   L is an incredibly intelligent, though unusual, character who has been known to crack the hardest criminal cases on record. He likes cake, sweets and ice cream and almost always sits in a crouched position with his knees brought up to his chest - he claims he can think better this way. He also has an adorable way of holding things by the corners with his thumb and index finger. In any case, this all seems to remain true in the remake and when he was first introduced I actually liked his character. I felt a tiny short-lived feeling of relief that they hadn't entirely messed everyone up. Then, sadly, the film continued on. Originally, L was calm, thoughtful, mysterious and you always felt that he would always know exactly what to do in each situation. He skillfully traps Light Yagami into revealing he is from Japan and taunts him endlessly in order to find out his identity. Their mind games with each other are thrilling and suspenseful to watch and you find yourself completely immersed in their metaphorical game of chess. The same effect is attempted in the film and falls completely flat because L is frantically calling his colleagues to check they are still alive and is almost always trembling, shaking, sweating and darting his eyes around nervously. I'm not saying that this isn't normal for someone in his position, but he does not comfort the watcher in the same way the anime L does. Even though we find that L does have emotional depth, his live-action counterpart is significantly less strange and does not seem to struggle half as much socially that the original L does. I would also like to note my disappointment that live-action L betrays his nature by threatening to use a gun in anger after engaging in a panicked chase after Light. This is can be put down to personal opinion, but I prefer put-together L who always has another trick up his sleeve. 
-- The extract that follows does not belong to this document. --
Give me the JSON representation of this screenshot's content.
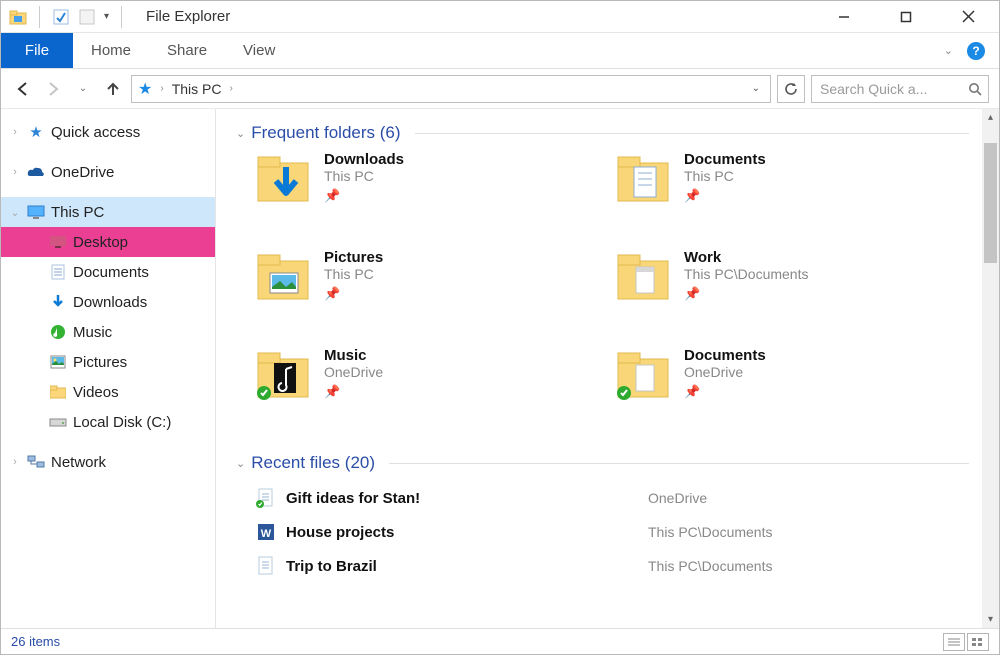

   Overall, Death Note (2017) was painful to watch and there are so many infinite reasons that it would be truly impossible to explain each issue without creating a post so much larger than this one. However there are some things I would like to point out. By now, most of you will understand that the majority of the original characters were Japanese. At first, I was accepting of the fact that this version would not take place in Japan and that everything would be very, very American. You'd be right in assuming the start of the film features cheerleaders and American football. However, truthfully, I can't really happily accept it. Again, perhaps a personal preference but I would have preferred that Light remain as Yagami and that he was a Japanese student. I'm upset that L was not shown to outfox Light by only broadcasting his trap in Japan in order to bait him into acting. I'm upset that elements of Japanese culture such as Shinigami did not receive the representation they deserved. 

Seeing as an emotive and wonderful series was squeezed into a film, I'd like to take this time to say RIP to all the characters who didn't make it to the live-action. You were missed. 

   My good friend Nathan managed to sum up our collective pain in one brilliant sentence;

"They turned it from a smart, complex drama into a needlessly violent and mediocre thriller and turned Light and L's intricate battle of wits into a cliche revenge story"
- Nathan W. 2017 

   The film was a disaster and the only consolation was the shrieking laughter every time Light ran into a locker or slid over a car bonnet. However, they did get one thing right; Willem Dafoe was a really good choice for the voice of Ryuk. 

Look after yourselves lilypads, 

Lauren Newman a.k.a shrInking violet